New Book about Fishkin & Ackerman?s National ?Deliberation Day? Idea
Bruce Ackerman and James Fishkin argue that Americans can revitalize their democracy and break the cycle of cynical media manipulation that is crippling public life. They propose a new national holiday?Deliberation Day?for each presidential election year. On this day people throughout the country will meet in public spaces and engage in structured debates about issues that divide the candidates in the upcoming presidential election. Order from http://yale.edu/yup/books/101015.htm or amazon.com.
Deliberation Day is a bold new proposal, but it builds on a host of smaller experiments. Over the past decade, Fishkin has initiated Deliberative Polling events in the United States and elsewhere that bring random and representative samples of voters together for discussion of key political issues. In these events, participants greatly increase their understanding of the issues and often change their minds on the best course of action.
Deliberation Day is not merely a novel idea but a feasible reform. Ackerman and Fishkin consider the economic, organizational, and political questions raised by their proposal and explore its relationship to the larger ideals of liberal democracy.
"Ackerman and Fishkin, two of America?s most thoughtful democracy scholars, argue powerfully for making democracy deliberative and deliberation democratic. Calling for a national holiday on which citizens might engage in deliberative practices, they offer a pragmatic and appealing case for a brand of deliberation that has gone missing in America?s media and polling circus that passes today for democracy."?Benjamin Barber, author of Jihad v. McWorld
An article in the January-February Legal Affairs publication highlighted Deliberation Day. The new holiday would be held two weeks before major elections and would bring registered voters together to discuss the issues. Voters would gather at local schools and government buildings to watch a live, televised debate, then divide into small discussion groups that would agree on questions to put to local party leaders in a larger session. After a lunch break, participants would gather again in small and large groups to discuss issues and reflect on the day's events.
"There will also be lots of hubbub during and after the holiday: exit polls, countless conversations, media commentary," the authors write. Deliberation Day would "provide tens of millions with the opportunity to take the great phantom of 'public opinion' away from the pollsters" and replace it with genuine voices of informed citizens, they say.
The cost of carrying out such a plan would be high. Each participant would be paid $150 for the day of civic work. That's in addition to the cost of organizing and supporting the meetings, providing lunch to the participants, and cleaning up afterward. But the financial sacrifice would be worth it, insist Mr. Ackerman and Mr. Fishkin, who has made similar proposals before.
"If Deliberation Day succeeded, everything else would change: the candidates, the media, the activists, the interest groups, the spin doctors, the advertisers, the pollsters, the fund raisers, the lobbyists, and the political parties," they write. "All would have no choice but to adapt to a more attentive and informed public."

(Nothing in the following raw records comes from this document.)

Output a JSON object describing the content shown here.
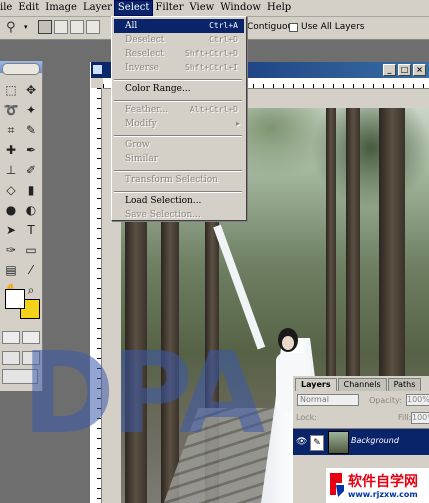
{
  "menubar": {
    "items": [
      "ile",
      "Edit",
      "Image",
      "Layer",
      "Select",
      "Filter",
      "View",
      "Window",
      "Help"
    ],
    "active_index": 4
  },
  "options_bar": {
    "contiguous_label": "Contiguous",
    "use_all_layers_label": "Use All Layers"
  },
  "select_menu": {
    "items": [
      {
        "label": "All",
        "shortcut": "Ctrl+A",
        "state": "highlighted"
      },
      {
        "label": "Deselect",
        "shortcut": "Ctrl+D",
        "state": "disabled"
      },
      {
        "label": "Reselect",
        "shortcut": "Shft+Ctrl+D",
        "state": "disabled"
      },
      {
        "label": "Inverse",
        "shortcut": "Shft+Ctrl+I",
        "state": "disabled"
      },
      {
        "label": "Color Range...",
        "shortcut": "",
        "state": "enabled"
      },
      {
        "label": "Feather...",
        "shortcut": "Alt+Ctrl+D",
        "state": "disabled"
      },
      {
        "label": "Modify",
        "shortcut": "",
        "state": "disabled",
        "submenu": true
      },
      {
        "label": "Grow",
        "shortcut": "",
        "state": "disabled"
      },
      {
        "label": "Similar",
        "shortcut": "",
        "state": "disabled"
      },
      {
        "label": "Transform Selection",
        "shortcut": "",
        "state": "disabled"
      },
      {
        "label": "Load Selection...",
        "shortcut": "",
        "state": "enabled"
      },
      {
        "label": "Save Selection...",
        "shortcut": "",
        "state": "disabled"
      }
    ]
  },
  "watermark": "DPA",
  "layers_panel": {
    "tabs": [
      "Layers",
      "Channels",
      "Paths"
    ],
    "blend_mode": "Normal",
    "opacity_label": "Opacity:",
    "opacity_value": "100%",
    "lock_label": "Lock:",
    "fill_label": "Fill:",
    "fill_value": "100%",
    "layer_name": "Background"
  },
  "logo": {
    "title": "软件自学网",
    "url": "www.rjzxw.com"
  },
  "colors": {
    "menu_highlight": "#0a246a",
    "foreground": "#ffffff",
    "background": "#f4d21a"
  }
}
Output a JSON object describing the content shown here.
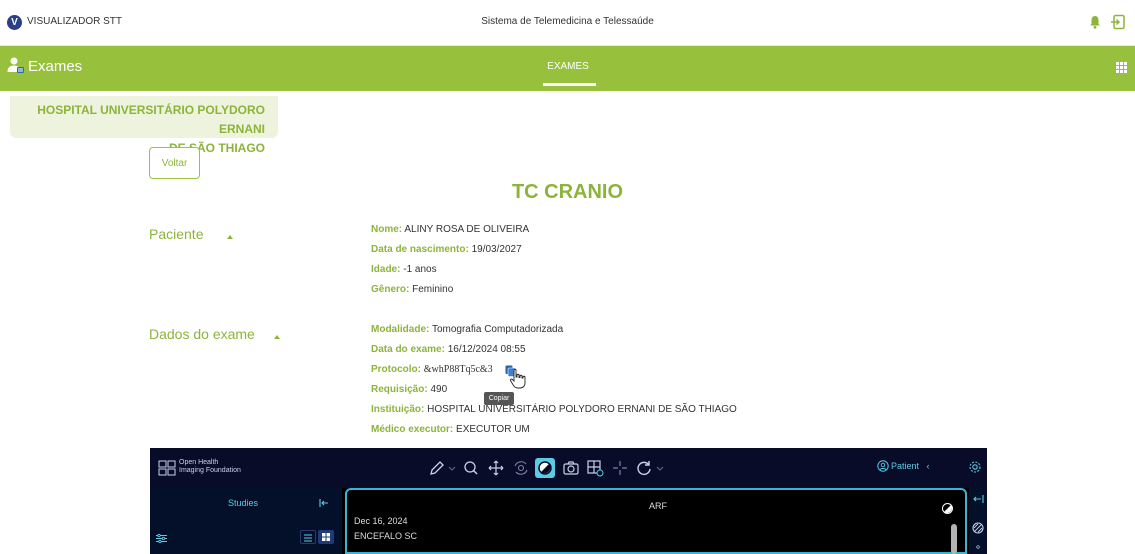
{
  "topbar": {
    "logo_letter": "V",
    "app_name": "VISUALIZADOR STT",
    "system_title": "Sistema de Telemedicina e Telessaúde"
  },
  "navbar": {
    "module_title": "Exames",
    "tab_label": "EXAMES"
  },
  "hospital": {
    "line1": "HOSPITAL UNIVERSITÁRIO POLYDORO ERNANI",
    "line2": "DE SÃO THIAGO"
  },
  "back_button": "Voltar",
  "exam_title": "TC CRANIO",
  "patient_section": {
    "heading": "Paciente",
    "fields": [
      {
        "label": "Nome:",
        "value": "ALINY ROSA DE OLIVEIRA"
      },
      {
        "label": "Data de nascimento:",
        "value": "19/03/2027"
      },
      {
        "label": "Idade:",
        "value": "-1 anos"
      },
      {
        "label": "Gênero:",
        "value": "Feminino"
      }
    ]
  },
  "exam_section": {
    "heading": "Dados do exame",
    "fields": [
      {
        "label": "Modalidade:",
        "value": "Tomografia Computadorizada"
      },
      {
        "label": "Data do exame:",
        "value": "16/12/2024 08:55"
      },
      {
        "label": "Protocolo:",
        "value": "&whP88Tq5c&3"
      },
      {
        "label": "Requisição:",
        "value": "490"
      },
      {
        "label": "Instituição:",
        "value": "HOSPITAL UNIVERSITÁRIO POLYDORO ERNANI DE SÃO THIAGO"
      },
      {
        "label": "Médico executor:",
        "value": "EXECUTOR UM"
      }
    ]
  },
  "copy_tooltip": "Copiar",
  "viewer": {
    "brand_line1": "Open Health",
    "brand_line2": "Imaging Foundation",
    "patient_label": "Patient",
    "studies_label": "Studies",
    "viewport_title": "ARF",
    "study_date": "Dec 16, 2024",
    "study_description": "ENCEFALO SC",
    "accent_color": "#5acce6"
  },
  "colors": {
    "brand_green": "#97c13d",
    "label_green": "#8db43a",
    "logo_blue": "#2a3e8c"
  },
  "icons": [
    "bell-icon",
    "logout-icon",
    "user-group-icon",
    "apps-grid-icon",
    "copy-icon",
    "pointer-hand-icon",
    "pencil-icon",
    "zoom-icon",
    "pan-icon",
    "rotate-icon",
    "contrast-icon",
    "camera-icon",
    "layout-icon",
    "crosshair-icon",
    "reset-icon",
    "settings-icon"
  ]
}
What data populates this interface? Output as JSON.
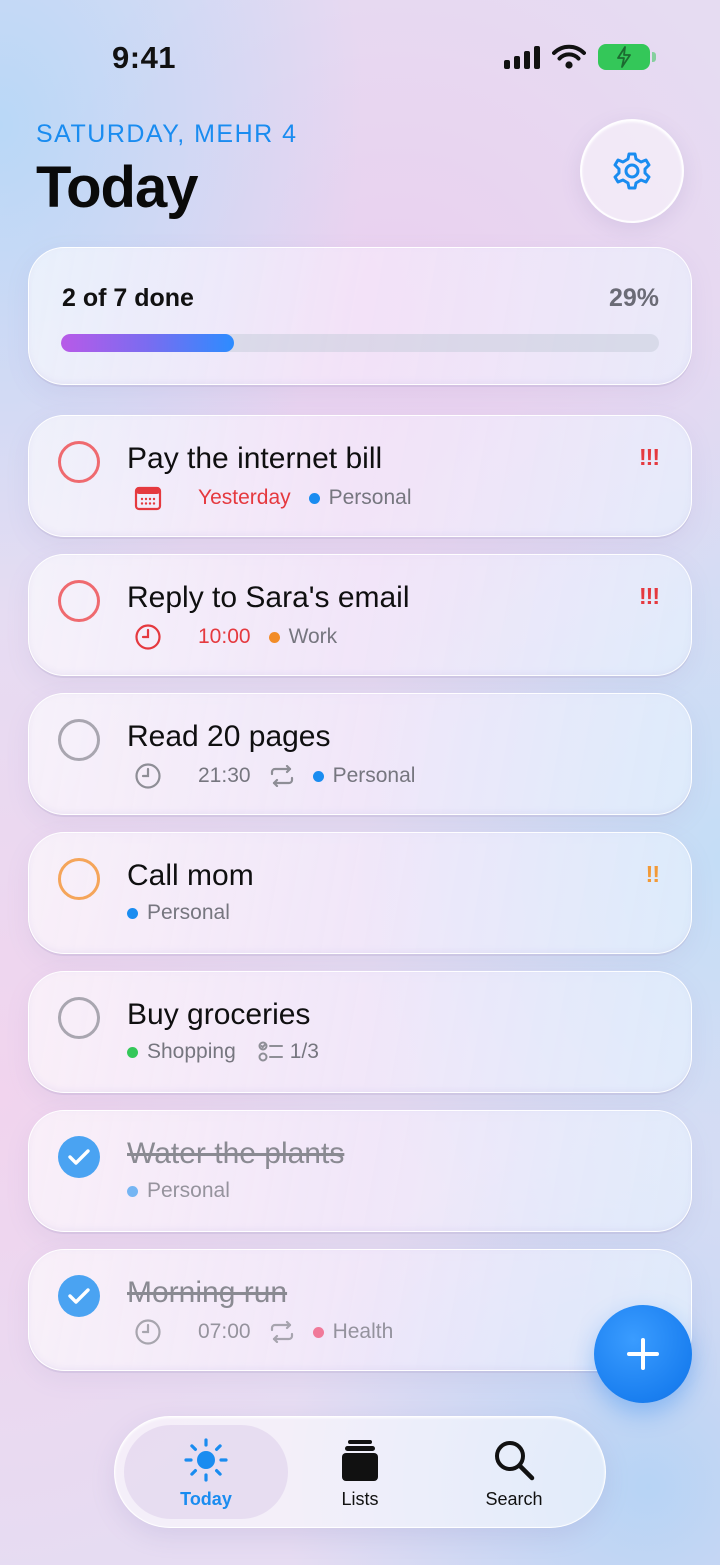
{
  "status": {
    "time": "9:41"
  },
  "header": {
    "date": "SATURDAY, MEHR 4",
    "title": "Today"
  },
  "progress": {
    "text": "2 of 7 done",
    "percent": "29%",
    "fraction": 0.29
  },
  "tasks": [
    {
      "title": "Pay the internet bill",
      "due": "Yesterday",
      "list": "Personal",
      "priority": "!!!"
    },
    {
      "title": "Reply to Sara's email",
      "due": "10:00",
      "list": "Work",
      "priority": "!!!"
    },
    {
      "title": "Read 20 pages",
      "due": "21:30",
      "list": "Personal"
    },
    {
      "title": "Call mom",
      "list": "Personal",
      "priority": "!!"
    },
    {
      "title": "Buy groceries",
      "list": "Shopping",
      "subtasks": "1/3"
    },
    {
      "title": "Water the plants",
      "list": "Personal"
    },
    {
      "title": "Morning run",
      "due": "07:00",
      "list": "Health"
    }
  ],
  "tabs": [
    {
      "label": "Today"
    },
    {
      "label": "Lists"
    },
    {
      "label": "Search"
    }
  ],
  "colors": {
    "accent": "#1a8cf0",
    "overdue": "#e5393f",
    "personal": "#1a8cf0",
    "work": "#f28c28",
    "shopping": "#34c759",
    "health": "#f0557a"
  }
}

The article, "Righting the Ship of Democracy," is available online at www.legalaffairs.org/ - specifically www.legalaffairs.org/issues/January-February-2004/feature_ackerman_janfeb04.html